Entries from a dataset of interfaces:
----
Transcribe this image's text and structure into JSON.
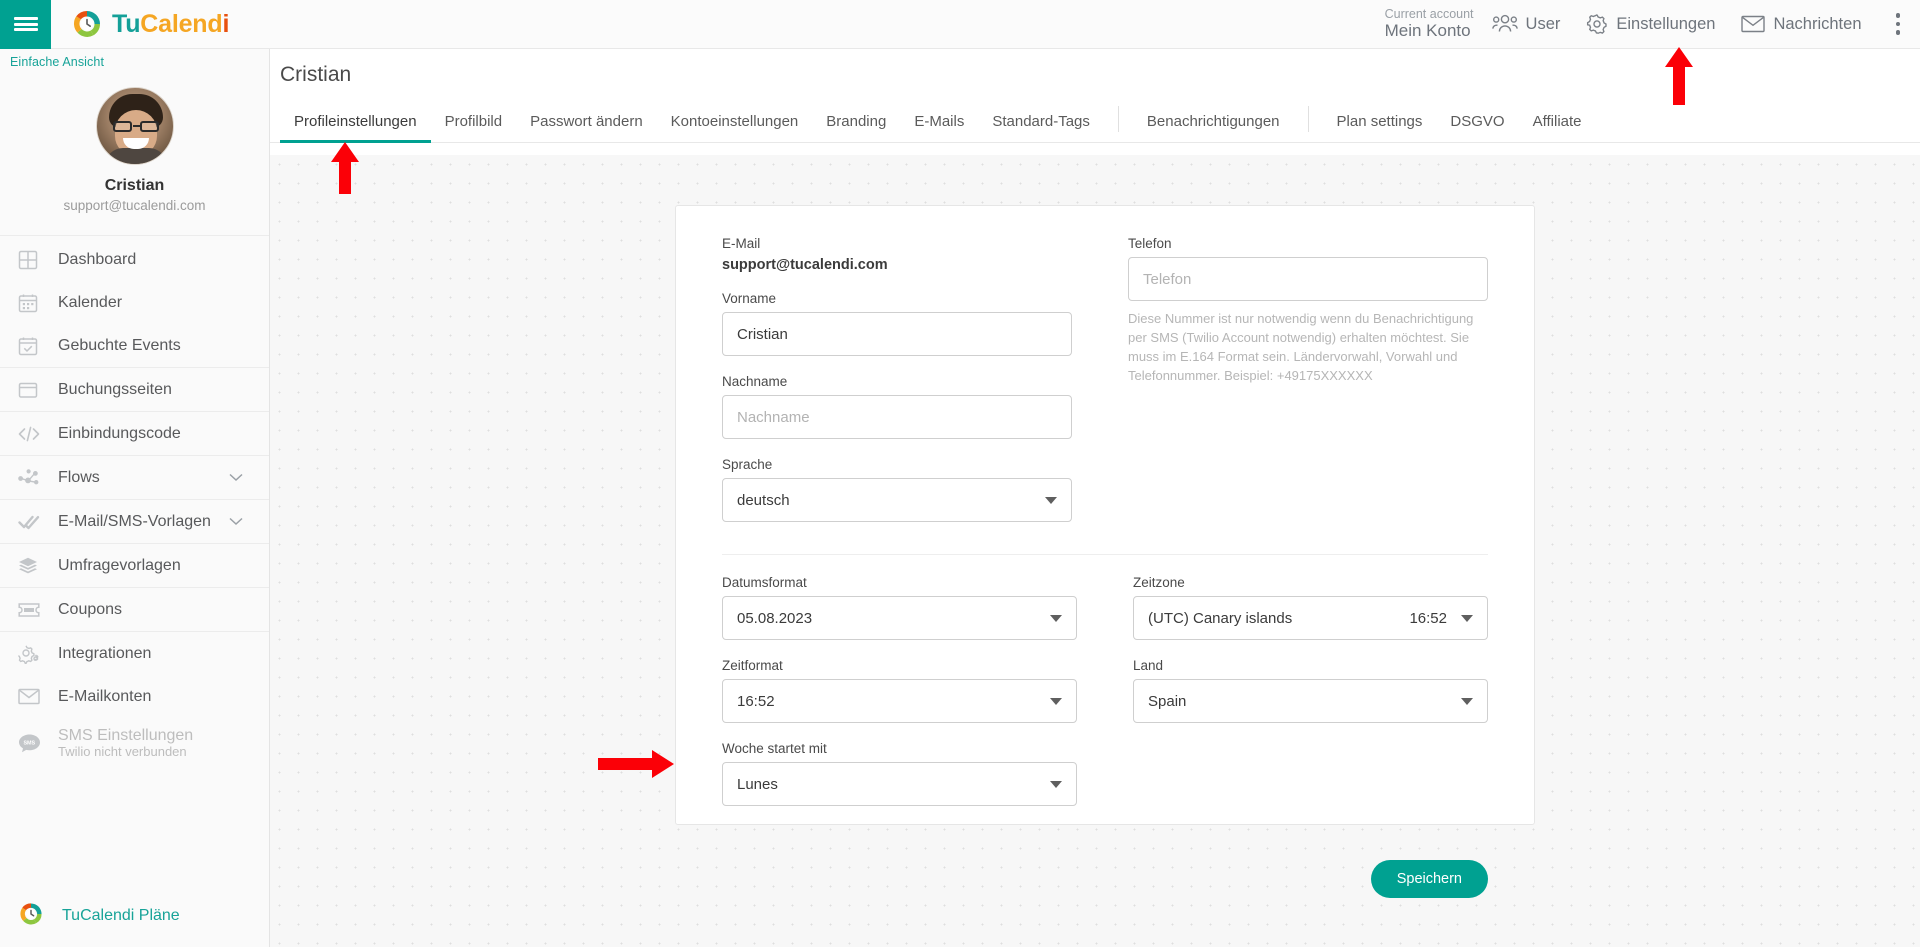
{
  "brand": {
    "part1": "Tu",
    "part2": "Calend",
    "part3": "i",
    "logo_icon": "tucalendi-logo-icon"
  },
  "topbar": {
    "menu_icon": "hamburger-menu-icon",
    "account_caption": "Current account",
    "account_name": "Mein Konto",
    "items": [
      {
        "label": "User",
        "icon": "users-icon"
      },
      {
        "label": "Einstellungen",
        "icon": "gear-icon"
      },
      {
        "label": "Nachrichten",
        "icon": "envelope-icon"
      }
    ],
    "overflow_icon": "kebab-menu-icon"
  },
  "sidebar": {
    "simple_view": "Einfache Ansicht",
    "profile": {
      "name": "Cristian",
      "email": "support@tucalendi.com",
      "avatar": "user-avatar"
    },
    "items": [
      {
        "label": "Dashboard",
        "icon": "grid-icon",
        "sub": "",
        "chevron": false,
        "dim": false,
        "sep_after": false
      },
      {
        "label": "Kalender",
        "icon": "calendar-icon",
        "sub": "",
        "chevron": false,
        "dim": false,
        "sep_after": false
      },
      {
        "label": "Gebuchte Events",
        "icon": "calendar-check-icon",
        "sub": "",
        "chevron": false,
        "dim": false,
        "sep_after": true
      },
      {
        "label": "Buchungsseiten",
        "icon": "window-icon",
        "sub": "",
        "chevron": false,
        "dim": false,
        "sep_after": true
      },
      {
        "label": "Einbindungscode",
        "icon": "code-icon",
        "sub": "",
        "chevron": false,
        "dim": false,
        "sep_after": true
      },
      {
        "label": "Flows",
        "icon": "flow-nodes-icon",
        "sub": "",
        "chevron": true,
        "dim": false,
        "sep_after": true
      },
      {
        "label": "E-Mail/SMS-Vorlagen",
        "icon": "double-check-icon",
        "sub": "",
        "chevron": true,
        "dim": false,
        "sep_after": true
      },
      {
        "label": "Umfragevorlagen",
        "icon": "layers-icon",
        "sub": "",
        "chevron": false,
        "dim": false,
        "sep_after": true
      },
      {
        "label": "Coupons",
        "icon": "ticket-icon",
        "sub": "",
        "chevron": false,
        "dim": false,
        "sep_after": true
      },
      {
        "label": "Integrationen",
        "icon": "gears-icon",
        "sub": "",
        "chevron": false,
        "dim": false,
        "sep_after": false
      },
      {
        "label": "E-Mailkonten",
        "icon": "envelope-icon",
        "sub": "",
        "chevron": false,
        "dim": false,
        "sep_after": false
      },
      {
        "label": "SMS Einstellungen",
        "icon": "sms-bubble-icon",
        "sub": "Twilio nicht verbunden",
        "chevron": false,
        "dim": true,
        "sep_after": false
      }
    ],
    "plans_label": "TuCalendi Pläne",
    "plans_icon": "tucalendi-logo-icon"
  },
  "main": {
    "page_title": "Cristian",
    "tabs": [
      {
        "label": "Profileinstellungen",
        "active": true
      },
      {
        "label": "Profilbild",
        "active": false
      },
      {
        "label": "Passwort ändern",
        "active": false
      },
      {
        "label": "Kontoeinstellungen",
        "active": false
      },
      {
        "label": "Branding",
        "active": false
      },
      {
        "label": "E-Mails",
        "active": false
      },
      {
        "label": "Standard-Tags",
        "active": false
      },
      {
        "label": "Benachrichtigungen",
        "active": false
      },
      {
        "label": "Plan settings",
        "active": false
      },
      {
        "label": "DSGVO",
        "active": false
      },
      {
        "label": "Affiliate",
        "active": false
      }
    ],
    "form": {
      "email": {
        "label": "E-Mail",
        "value": "support@tucalendi.com"
      },
      "vorname": {
        "label": "Vorname",
        "value": "Cristian",
        "placeholder": "Vorname"
      },
      "nachname": {
        "label": "Nachname",
        "value": "",
        "placeholder": "Nachname"
      },
      "sprache": {
        "label": "Sprache",
        "value": "deutsch"
      },
      "telefon": {
        "label": "Telefon",
        "value": "",
        "placeholder": "Telefon",
        "help": "Diese Nummer ist nur notwendig wenn du Benachrichtigung per SMS (Twilio Account notwendig) erhalten möchtest. Sie muss im E.164 Format sein. Ländervorwahl, Vorwahl und Telefonnummer. Beispiel: +49175XXXXXX"
      },
      "datumsformat": {
        "label": "Datumsformat",
        "value": "05.08.2023"
      },
      "zeitzone": {
        "label": "Zeitzone",
        "value": "(UTC) Canary islands",
        "time": "16:52"
      },
      "zeitformat": {
        "label": "Zeitformat",
        "value": "16:52"
      },
      "land": {
        "label": "Land",
        "value": "Spain"
      },
      "woche": {
        "label": "Woche startet mit",
        "value": "Lunes"
      },
      "save_label": "Speichern"
    }
  },
  "annotations": {
    "arrow_color": "#fb0007",
    "arrows": [
      {
        "name": "arrow-pointing-to-profileinstellungen-tab",
        "dir": "up"
      },
      {
        "name": "arrow-pointing-to-einstellungen-menu",
        "dir": "up"
      },
      {
        "name": "arrow-pointing-to-woche-startet-mit-select",
        "dir": "right"
      }
    ]
  },
  "colors": {
    "accent": "#00a191",
    "brand_orange": "#f5a623",
    "brand_red": "#e8500f",
    "arrow": "#fb0007"
  }
}
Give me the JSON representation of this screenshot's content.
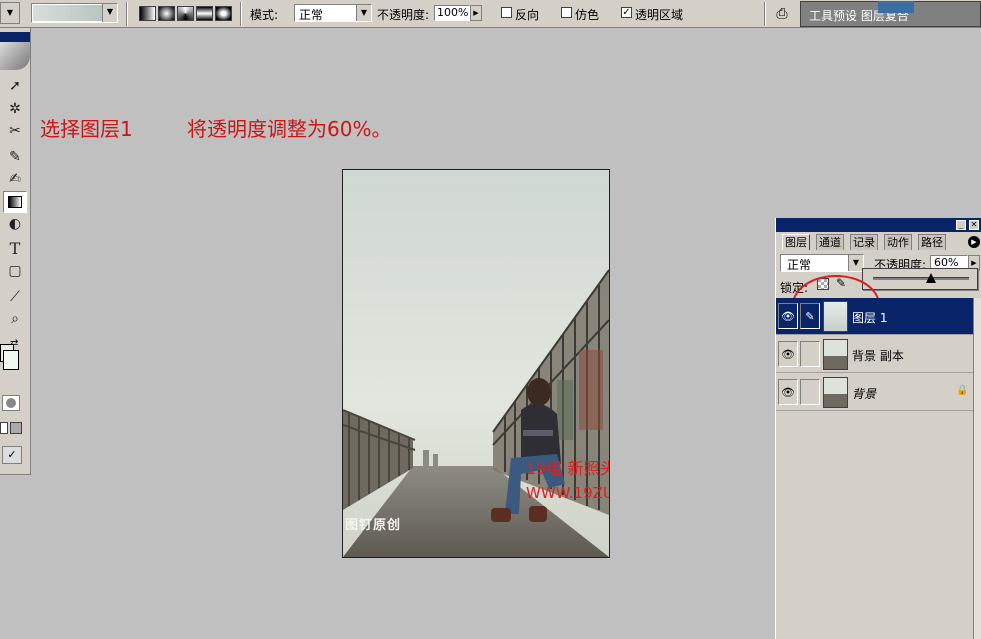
{
  "options_bar": {
    "mode_label": "模式:",
    "mode_value": "正常",
    "opacity_label": "不透明度:",
    "opacity_value": "100%",
    "reverse_label": "反向",
    "dither_label": "仿色",
    "transparency_label": "透明区域",
    "reverse_checked": false,
    "dither_checked": false,
    "transparency_checked": true,
    "palette_well_text": "工具预设  图层复合"
  },
  "toolbox": {
    "tools": [
      "move-icon",
      "magic-wand-icon",
      "lasso-icon",
      "brush-icon",
      "history-brush-icon",
      "gradient-icon",
      "dodge-icon",
      "type-icon",
      "shape-icon",
      "eyedropper-icon",
      "zoom-icon"
    ]
  },
  "annotations": {
    "step_text": "选择图层1",
    "instruction_text": "将透明度调整为60%。"
  },
  "document": {
    "watermark_line1": "19组    新照头  原创教程",
    "watermark_line2": "WWW.19ZU.COM",
    "corner_logo_text": "图钉原创"
  },
  "layers_panel": {
    "tabs": [
      "图层",
      "通道",
      "记录",
      "动作",
      "路径"
    ],
    "active_tab": "图层",
    "blend_mode": "正常",
    "opacity_label": "不透明度:",
    "opacity_value": "60%",
    "lock_label": "锁定:",
    "layers": [
      {
        "name": "图层 1",
        "selected": true,
        "visible": true,
        "locked": false
      },
      {
        "name": "背景 副本",
        "selected": false,
        "visible": true,
        "locked": false
      },
      {
        "name": "背景",
        "selected": false,
        "visible": true,
        "locked": true
      }
    ]
  },
  "colors": {
    "annotation_red": "#cc1616",
    "selection_blue": "#0a246a",
    "ui_gray": "#d4d0c8",
    "workspace_gray": "#c0c0c0"
  }
}
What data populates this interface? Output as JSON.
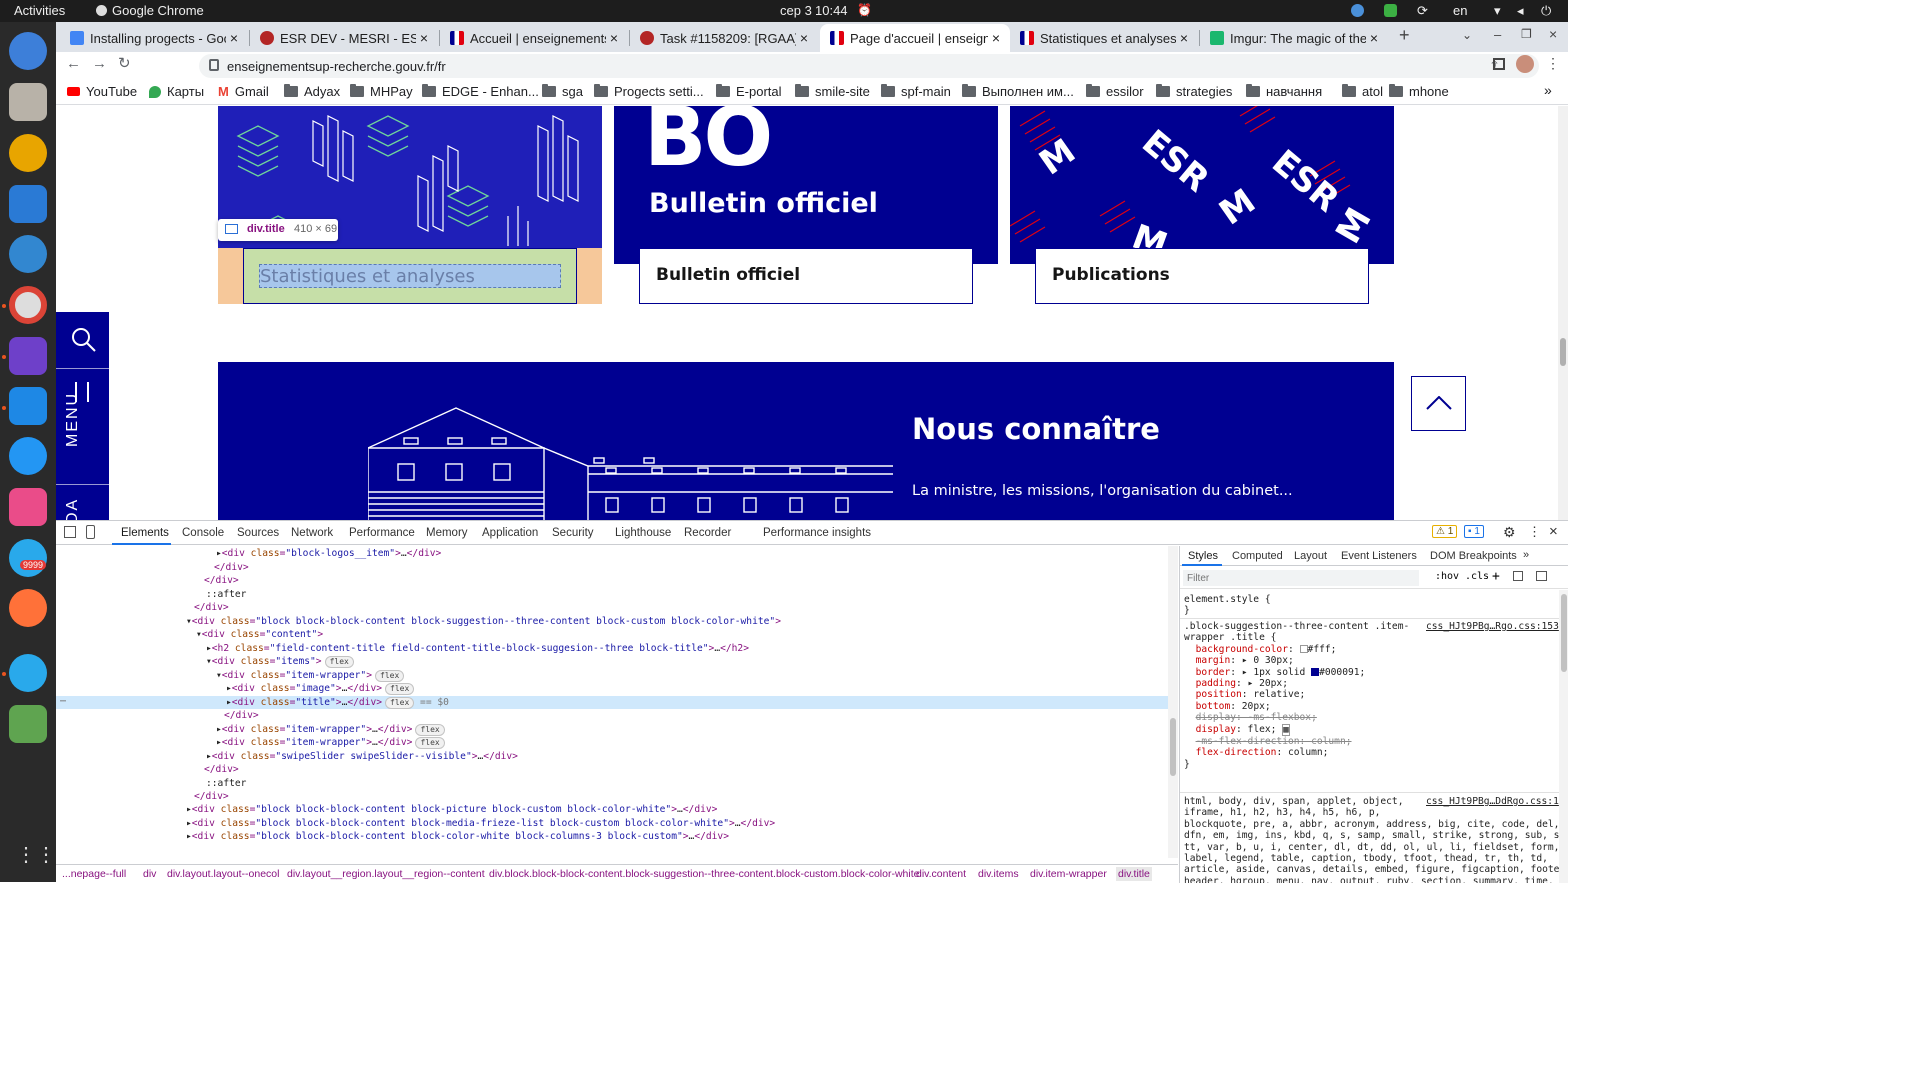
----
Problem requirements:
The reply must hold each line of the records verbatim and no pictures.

Exercise result:
Transcribe this image's text and structure into JSON.
{
  "brand": {
    "part1": "Tu",
    "part2": "Calend",
    "part3": "i",
    "logo_icon": "tucalendi-logo-icon"
  },
  "topbar": {
    "menu_icon": "hamburger-menu-icon",
    "account_caption": "Current account",
    "account_name": "Mein Konto",
    "items": [
      {
        "label": "User",
        "icon": "users-icon"
      },
      {
        "label": "Einstellungen",
        "icon": "gear-icon"
      },
      {
        "label": "Nachrichten",
        "icon": "envelope-icon"
      }
    ],
    "overflow_icon": "kebab-menu-icon"
  },
  "sidebar": {
    "simple_view": "Einfache Ansicht",
    "profile": {
      "name": "Cristian",
      "email": "support@tucalendi.com",
      "avatar": "user-avatar"
    },
    "items": [
      {
        "label": "Dashboard",
        "icon": "grid-icon",
        "sub": "",
        "chevron": false,
        "dim": false,
        "sep_after": false
      },
      {
        "label": "Kalender",
        "icon": "calendar-icon",
        "sub": "",
        "chevron": false,
        "dim": false,
        "sep_after": false
      },
      {
        "label": "Gebuchte Events",
        "icon": "calendar-check-icon",
        "sub": "",
        "chevron": false,
        "dim": false,
        "sep_after": true
      },
      {
        "label": "Buchungsseiten",
        "icon": "window-icon",
        "sub": "",
        "chevron": false,
        "dim": false,
        "sep_after": true
      },
      {
        "label": "Einbindungscode",
        "icon": "code-icon",
        "sub": "",
        "chevron": false,
        "dim": false,
        "sep_after": true
      },
      {
        "label": "Flows",
        "icon": "flow-nodes-icon",
        "sub": "",
        "chevron": true,
        "dim": false,
        "sep_after": true
      },
      {
        "label": "E-Mail/SMS-Vorlagen",
        "icon": "double-check-icon",
        "sub": "",
        "chevron": true,
        "dim": false,
        "sep_after": true
      },
      {
        "label": "Umfragevorlagen",
        "icon": "layers-icon",
        "sub": "",
        "chevron": false,
        "dim": false,
        "sep_after": true
      },
      {
        "label": "Coupons",
        "icon": "ticket-icon",
        "sub": "",
        "chevron": false,
        "dim": false,
        "sep_after": true
      },
      {
        "label": "Integrationen",
        "icon": "gears-icon",
        "sub": "",
        "chevron": false,
        "dim": false,
        "sep_after": false
      },
      {
        "label": "E-Mailkonten",
        "icon": "envelope-icon",
        "sub": "",
        "chevron": false,
        "dim": false,
        "sep_after": false
      },
      {
        "label": "SMS Einstellungen",
        "icon": "sms-bubble-icon",
        "sub": "Twilio nicht verbunden",
        "chevron": false,
        "dim": true,
        "sep_after": false
      }
    ],
    "plans_label": "TuCalendi Pläne",
    "plans_icon": "tucalendi-logo-icon"
  },
  "main": {
    "page_title": "Cristian",
    "tabs": [
      {
        "label": "Profileinstellungen",
        "active": true
      },
      {
        "label": "Profilbild",
        "active": false
      },
      {
        "label": "Passwort ändern",
        "active": false
      },
      {
        "label": "Kontoeinstellungen",
        "active": false
      },
      {
        "label": "Branding",
        "active": false
      },
      {
        "label": "E-Mails",
        "active": false
      },
      {
        "label": "Standard-Tags",
        "active": false
      },
      {
        "label": "Benachrichtigungen",
        "active": false
      },
      {
        "label": "Plan settings",
        "active": false
      },
      {
        "label": "DSGVO",
        "active": false
      },
      {
        "label": "Affiliate",
        "active": false
      }
    ],
    "form": {
      "email": {
        "label": "E-Mail",
        "value": "support@tucalendi.com"
      },
      "vorname": {
        "label": "Vorname",
        "value": "Cristian",
        "placeholder": "Vorname"
      },
      "nachname": {
        "label": "Nachname",
        "value": "",
        "placeholder": "Nachname"
      },
      "sprache": {
        "label": "Sprache",
        "value": "deutsch"
      },
      "telefon": {
        "label": "Telefon",
        "value": "",
        "placeholder": "Telefon",
        "help": "Diese Nummer ist nur notwendig wenn du Benachrichtigung per SMS (Twilio Account notwendig) erhalten möchtest. Sie muss im E.164 Format sein. Ländervorwahl, Vorwahl und Telefonnummer. Beispiel: +49175XXXXXX"
      },
      "datumsformat": {
        "label": "Datumsformat",
        "value": "05.08.2023"
      },
      "zeitzone": {
        "label": "Zeitzone",
        "value": "(UTC) Canary islands",
        "time": "16:52"
      },
      "zeitformat": {
        "label": "Zeitformat",
        "value": "16:52"
      },
      "land": {
        "label": "Land",
        "value": "Spain"
      },
      "woche": {
        "label": "Woche startet mit",
        "value": "Lunes"
      },
      "save_label": "Speichern"
    }
  },
  "annotations": {
    "arrow_color": "#fb0007",
    "arrows": [
      {
        "name": "arrow-pointing-to-profileinstellungen-tab",
        "dir": "up"
      },
      {
        "name": "arrow-pointing-to-einstellungen-menu",
        "dir": "up"
      },
      {
        "name": "arrow-pointing-to-woche-startet-mit-select",
        "dir": "right"
      }
    ]
  },
  "colors": {
    "accent": "#00a191",
    "brand_orange": "#f5a623",
    "brand_red": "#e8500f",
    "arrow": "#fb0007"
  }
}
Give me the JSON representation of this screenshot's content.
{
  "options_bar": {
    "mode_label": "模式:",
    "mode_value": "正常",
    "opacity_label": "不透明度:",
    "opacity_value": "100%",
    "reverse_label": "反向",
    "dither_label": "仿色",
    "transparency_label": "透明区域",
    "reverse_checked": false,
    "dither_checked": false,
    "transparency_checked": true,
    "palette_well_text": "工具预设  图层复合"
  },
  "toolbox": {
    "tools": [
      "move-icon",
      "magic-wand-icon",
      "lasso-icon",
      "brush-icon",
      "history-brush-icon",
      "gradient-icon",
      "dodge-icon",
      "type-icon",
      "shape-icon",
      "eyedropper-icon",
      "zoom-icon"
    ]
  },
  "annotations": {
    "step_text": "选择图层1",
    "instruction_text": "将透明度调整为60%。"
  },
  "document": {
    "watermark_line1": "19组    新照头  原创教程",
    "watermark_line2": "WWW.19ZU.COM",
    "corner_logo_text": "图钉原创"
  },
  "layers_panel": {
    "tabs": [
      "图层",
      "通道",
      "记录",
      "动作",
      "路径"
    ],
    "active_tab": "图层",
    "blend_mode": "正常",
    "opacity_label": "不透明度:",
    "opacity_value": "60%",
    "lock_label": "锁定:",
    "layers": [
      {
        "name": "图层 1",
        "selected": true,
        "visible": true,
        "locked": false
      },
      {
        "name": "背景 副本",
        "selected": false,
        "visible": true,
        "locked": false
      },
      {
        "name": "背景",
        "selected": false,
        "visible": true,
        "locked": true
      }
    ]
  },
  "colors": {
    "annotation_red": "#cc1616",
    "selection_blue": "#0a246a",
    "ui_gray": "#d4d0c8",
    "workspace_gray": "#c0c0c0"
  }
}
What data populates this interface? Output as JSON.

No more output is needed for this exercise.